From The Vault
Cartier's panther endures - symbolic of the jeweler and evocative
of the untamed heart
The panther, lithe and mysterious, was introduced as a decorative motif
in the early 20th century as society made the transition from the elegant
and leisurely Edwardian era to the hard-edged fast-paced Art Deco years.
The panther symbolized human nature as untamed and unpredictable, covered
by a thin veneer of civilized culture. It was the leitmotif of the new generation
- a metaphor for the time.
Few images are as evocative of a specific jeweler as the panther is for
Cartier. Charles Jacqueau, principal designer at Cartier, first used the
panther motif in jewelry designs in 1915. His interpretation was less a
depiction of the animal than an abstract adaptation of the animal's spotted
coat as a pattern to cover watch cases and other small objects. The staccato
impact of a diamond surface peppered with black onyx perfectly suited the
evolving style known as Art Deco. Jeanne Toussaint, known in jewelry circles
for her exquisite taste, joined the company in 1910 and was later appointed
head of the fine jewelry department. She was affectionately called "Panther"
because of her affinity for the big cats. Her apartment in Paris was decorated
with panther-skin carpets and what were probably the first Cartier panther
The realistic image of the panther in jewelry managed to elude capture,
however, until 1948 when the Duke of Windsor commissioned Cartier to make
a panther brooch for his duchess. Toussaint, working with designer Peter
Lemarchand, came up with many variations of the panther. The first, a gold

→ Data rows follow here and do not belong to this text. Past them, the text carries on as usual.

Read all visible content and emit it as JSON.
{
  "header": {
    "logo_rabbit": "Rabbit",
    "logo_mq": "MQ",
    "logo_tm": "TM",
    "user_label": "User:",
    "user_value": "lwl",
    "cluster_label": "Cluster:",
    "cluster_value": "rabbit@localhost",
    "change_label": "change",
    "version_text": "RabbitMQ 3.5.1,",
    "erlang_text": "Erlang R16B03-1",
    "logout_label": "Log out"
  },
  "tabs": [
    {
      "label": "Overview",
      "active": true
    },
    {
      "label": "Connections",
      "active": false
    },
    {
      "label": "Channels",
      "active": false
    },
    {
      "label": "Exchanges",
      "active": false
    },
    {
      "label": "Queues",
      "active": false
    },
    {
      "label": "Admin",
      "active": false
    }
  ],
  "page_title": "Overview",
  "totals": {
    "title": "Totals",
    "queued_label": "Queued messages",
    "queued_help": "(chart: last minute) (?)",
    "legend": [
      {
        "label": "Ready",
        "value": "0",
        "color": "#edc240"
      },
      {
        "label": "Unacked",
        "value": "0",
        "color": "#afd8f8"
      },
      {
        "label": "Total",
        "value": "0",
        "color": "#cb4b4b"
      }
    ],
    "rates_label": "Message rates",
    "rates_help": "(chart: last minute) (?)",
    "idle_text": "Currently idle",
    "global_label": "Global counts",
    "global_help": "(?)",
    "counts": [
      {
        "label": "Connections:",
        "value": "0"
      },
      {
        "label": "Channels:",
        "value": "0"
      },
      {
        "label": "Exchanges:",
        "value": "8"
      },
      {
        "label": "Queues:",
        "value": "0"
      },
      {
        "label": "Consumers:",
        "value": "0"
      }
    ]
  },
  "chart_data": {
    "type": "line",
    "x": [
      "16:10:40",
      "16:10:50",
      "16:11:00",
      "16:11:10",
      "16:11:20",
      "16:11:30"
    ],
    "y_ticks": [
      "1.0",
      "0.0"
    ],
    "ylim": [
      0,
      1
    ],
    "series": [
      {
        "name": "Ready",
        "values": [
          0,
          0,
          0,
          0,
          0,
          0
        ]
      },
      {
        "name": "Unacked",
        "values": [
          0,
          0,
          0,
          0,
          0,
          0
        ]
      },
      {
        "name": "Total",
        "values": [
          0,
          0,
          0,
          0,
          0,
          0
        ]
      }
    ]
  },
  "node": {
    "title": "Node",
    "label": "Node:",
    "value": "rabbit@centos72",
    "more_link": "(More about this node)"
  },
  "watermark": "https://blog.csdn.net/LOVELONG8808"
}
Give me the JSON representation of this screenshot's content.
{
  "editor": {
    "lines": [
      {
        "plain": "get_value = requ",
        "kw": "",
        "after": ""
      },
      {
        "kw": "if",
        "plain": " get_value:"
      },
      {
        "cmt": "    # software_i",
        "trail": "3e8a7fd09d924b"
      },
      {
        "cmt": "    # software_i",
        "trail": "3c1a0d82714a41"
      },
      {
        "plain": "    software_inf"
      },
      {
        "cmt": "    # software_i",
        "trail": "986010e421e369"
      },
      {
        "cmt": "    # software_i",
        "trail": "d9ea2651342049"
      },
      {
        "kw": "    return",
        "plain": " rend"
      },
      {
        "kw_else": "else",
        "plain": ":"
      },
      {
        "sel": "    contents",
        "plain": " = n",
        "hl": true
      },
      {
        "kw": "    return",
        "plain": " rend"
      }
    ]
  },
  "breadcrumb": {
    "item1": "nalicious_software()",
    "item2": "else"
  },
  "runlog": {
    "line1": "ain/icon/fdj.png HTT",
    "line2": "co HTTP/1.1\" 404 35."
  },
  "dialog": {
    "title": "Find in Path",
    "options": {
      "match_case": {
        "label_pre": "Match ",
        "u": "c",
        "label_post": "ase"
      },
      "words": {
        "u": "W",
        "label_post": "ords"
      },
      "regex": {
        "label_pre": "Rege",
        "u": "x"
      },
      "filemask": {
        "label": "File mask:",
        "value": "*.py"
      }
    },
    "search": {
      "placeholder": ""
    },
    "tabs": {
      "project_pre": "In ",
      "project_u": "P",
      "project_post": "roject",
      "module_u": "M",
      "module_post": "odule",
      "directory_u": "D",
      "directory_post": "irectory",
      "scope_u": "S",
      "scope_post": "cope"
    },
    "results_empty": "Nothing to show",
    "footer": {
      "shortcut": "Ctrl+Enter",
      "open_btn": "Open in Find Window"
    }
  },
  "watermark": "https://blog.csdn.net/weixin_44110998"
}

and black enamel panther lying on a 116.74-ct. cabochon emerald as a clip-brooch
was soon followed by the celebrated diamond and sapphire panther brooch
set in platinum and the panther guarding a cabochon sapphire of 152.35 carats.
Subsequent works included an articulated panther bracelet and a clip-brooch
similar to the one pictured here, both in sapphire and diamond. The Duchess
of Windsor's panthers caused a sensation. Soon there were many celebrated
owners of this feline jewelry; Princess Nina Aga Kahn had Cartier make panthers
for her, while heiress Barbara Hutton commissioned a suite of tigers of
yellow diamonds and black onyx. These big cats were articulated so their
paws and tails move, giving them a smooth and supple line, like their living
Ever a specialty at Cartier, the panther was revitalized in the 1980s
when it appeared in a wide variety of jewelry, including watches, earrings,
cuff links and new accessories such as pens, handbag clasps and perfume
flasks. The panther is now a metaphor for the contemporary woman; sensual
and self-assured with an underlying element of danger, hinting that care
should be used in handling this exotic creature.
by Elise B. Misiorowski
1950 clip-brooch depicts a platinum panther with emerald eyes and black
onyx spots on a pavé diamond coat. This friendly looking example
is comfortably stretched out with articulated paws, relaxed tail and a head
that calmly observes the world - so lifelike you can practically hear it
purr. Signed Cartier, Paris. Courtesy of Suzanne Tennenbaum Collection.